Dear Friends & Colleagues,
This is a timely podcast. If you are not already a believer that social media is an integral part of our healthcare system and the larger social narrative on illness and health, then I would strongly urge you to listen to this interview.
In this episode, I speak with Lisa Bookwalter, the Director Health – Twitter Client Solutions. Lisa, who joined Twitter this past September, oversees all health client partnerships as well as Twitter’s market positioning in the health space. Prior to joining Twitter, she was a senior director at Healthline Media where she spent the past 9 years creating innovative ways for advertisers to connect with their consumers and clients.
In this interview, you’ll hear:
- The ways in which individual healthcare consumers are using Twitter, nationally and across the globe.
- How healthcare providers and the medical community are using Twitter.
- The role Twitter is playing in public health crises, like the current covid19 pandemic.
- How and why pharmaceutical & device manufacturers are shifting from static websites to engaging consumers on social media channels.
- How Twitter differs from other social media platforms; and how Twitter is deploying safeguards for their consumers, particularly in the domain of healthcare and health.
I was struck by a number of revelations during this interview.
First – I really appreciated how Lisa kept pointing out that Twitter is an open platform for authentic human connectivity.
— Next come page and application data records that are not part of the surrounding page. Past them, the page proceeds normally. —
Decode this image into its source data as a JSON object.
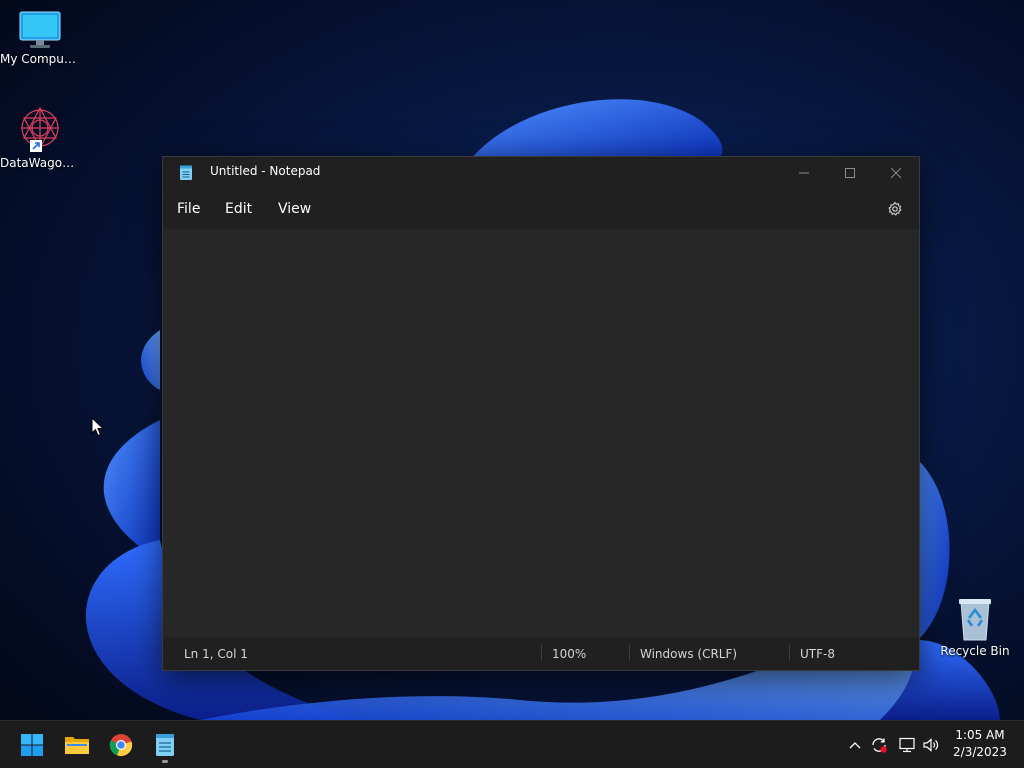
{
  "desktop": {
    "icons": [
      {
        "label": "My Computer",
        "icon": "monitor-icon"
      },
      {
        "label": "DataWagon...",
        "icon": "datawagon-shortcut-icon"
      },
      {
        "label": "Recycle Bin",
        "icon": "recycle-bin-icon"
      }
    ]
  },
  "notepad": {
    "title": "Untitled - Notepad",
    "app_icon": "notepad-icon",
    "menu": [
      "File",
      "Edit",
      "View"
    ],
    "settings_icon": "gear-icon",
    "content": "",
    "status": {
      "position": "Ln 1, Col 1",
      "zoom": "100%",
      "line_endings": "Windows (CRLF)",
      "encoding": "UTF-8"
    }
  },
  "taskbar": {
    "pinned": [
      {
        "name": "Start",
        "icon": "windows-start-icon"
      },
      {
        "name": "File Explorer",
        "icon": "folder-icon"
      },
      {
        "name": "Google Chrome",
        "icon": "chrome-icon"
      },
      {
        "name": "Notepad",
        "icon": "notepad-icon"
      }
    ],
    "tray_icons": [
      "chevron-up-icon",
      "sync-alert-icon",
      "network-icon",
      "volume-icon"
    ],
    "clock": {
      "time": "1:05 AM",
      "date": "2/3/2023"
    }
  },
  "colors": {
    "window_bg": "#202020",
    "editor_bg": "#272727",
    "taskbar_bg": "#1c1c1c",
    "accent_blue": "#1a6cf0"
  }
}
As she put it, Twitter is the place people go to tell strangers the truth about themselves. This rang true to me. Unlike Facebook, Twitter is not about connecting with family & friends, or some specifically defined & circumscribed community. It’s an open, global format focused on enabling the sharing of raw experiences, thoughts and issues. It’s the place you go to connect to issues of immediate and timely concern – issues that are enhanced by diverse outreach & participation.
Second – Twitter and other social media platforms are rapidly becoming the ‘go-to’ for brands looking to enhance consumer engagement. There is formal advertising on Twitter, but there are also other more organic forms of consumer engagement. The ability to ‘listen’ and understand consumers on Twitter – to receive authentic feedback on products and services seems to be emerging as superior to legacy forms of marketing such as brand websites.
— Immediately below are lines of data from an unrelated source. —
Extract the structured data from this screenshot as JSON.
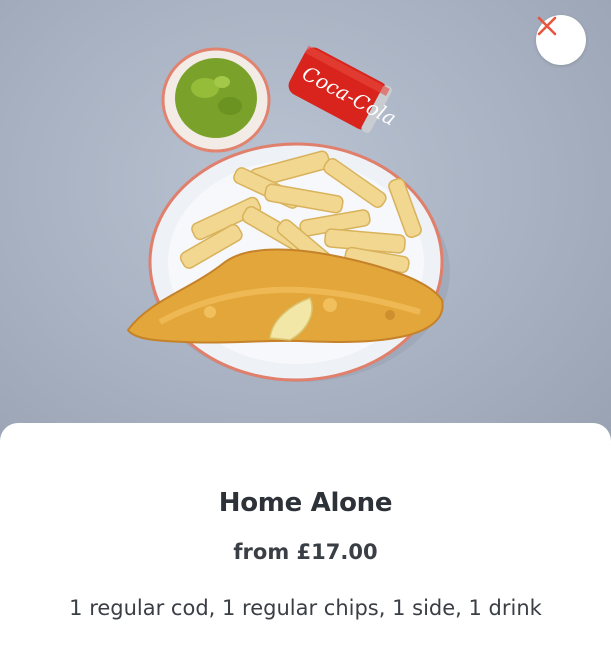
{
  "product": {
    "name": "Home Alone",
    "price": "from £17.00",
    "description": "1 regular cod, 1 regular chips, 1 side, 1 drink"
  },
  "image": {
    "can_text": "Coca-Cola"
  },
  "icons": {
    "close": "close-icon"
  },
  "colors": {
    "accent": "#e8553e",
    "text": "#2d3138"
  }
}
Third – Twitter and other social media platforms are rapidly becoming forums not only for conversation, but also for customer service. I was unaware that some companies are already utilizing Twitter for actual customer transactions. During the interview, Lisa gave the example that airlines are leveraging Twitter to allow customers to change their flights.
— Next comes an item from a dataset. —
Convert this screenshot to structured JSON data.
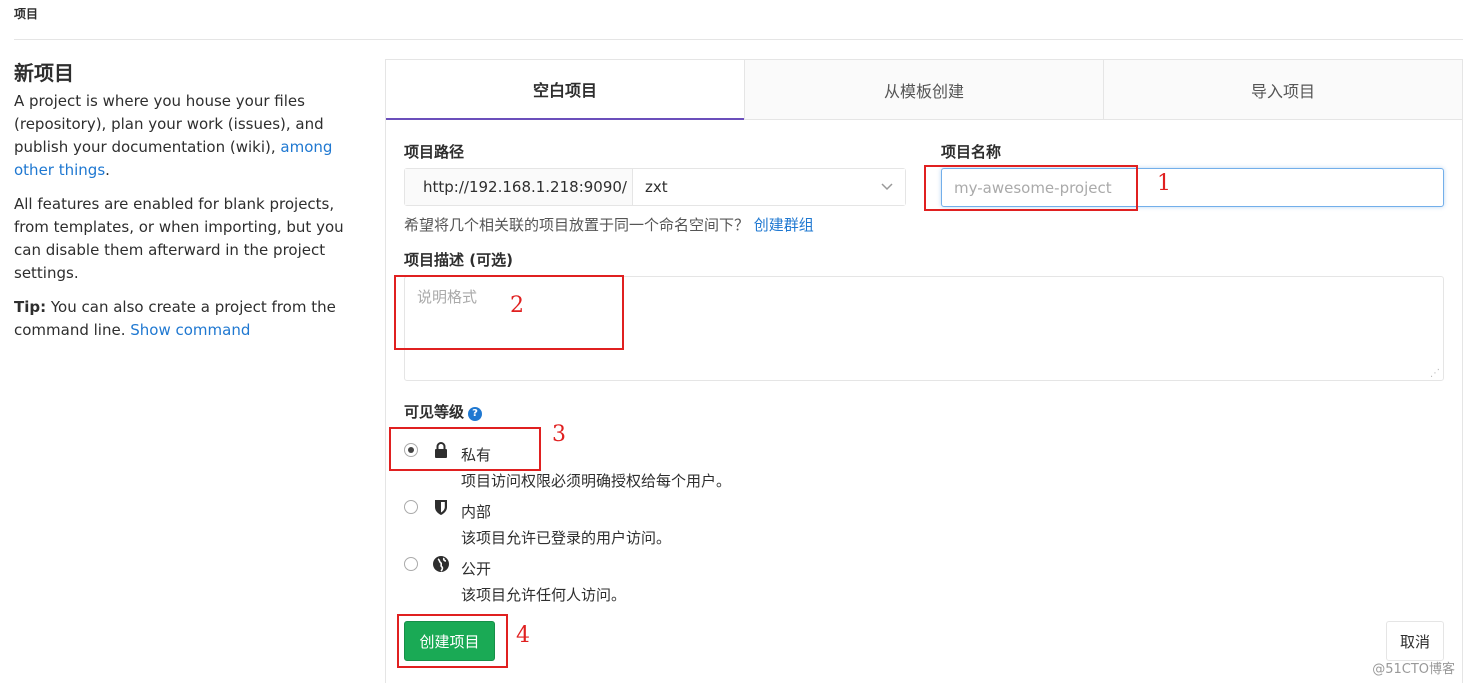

Prior to speaking with Lisa, I hadn’t realized the extent to which Twitter could be used by healthcare consumers (patients) who were seeking information regarding treatment or referrals; and who were also wanting to connect with others who had been or were going through similar situations. During the interview I remarked to Lisa that Twitter has the potential to be the largest and most facile patient support group. It also has the potential to be a highly effective form of behavior change. Social network theory has demonstrated that one of the most powerful motivators for sustained change is the connection to others who are exhibiting specific behaviors. It might be that Twitter and other social media platforms are the next-gen motivational and behavior change tools in our society.
I came away from this interview with a much greater sense of how social media can, at an unprecedented scale, transform the healthcare consumers’ experience and healthcare professionals’ capabilities. Lisa Bookwalter’s fundamental premise is that Twitter is about providing people with authentic, meaningful, real-time human connection, on issues that are of immediate importance. If an underlying principle of healthcare is also about human connection, then there is a synergy here I think few of us have yet to fully comprehend.
Until Next Time, Be Well.
Zeev Neuwirth MD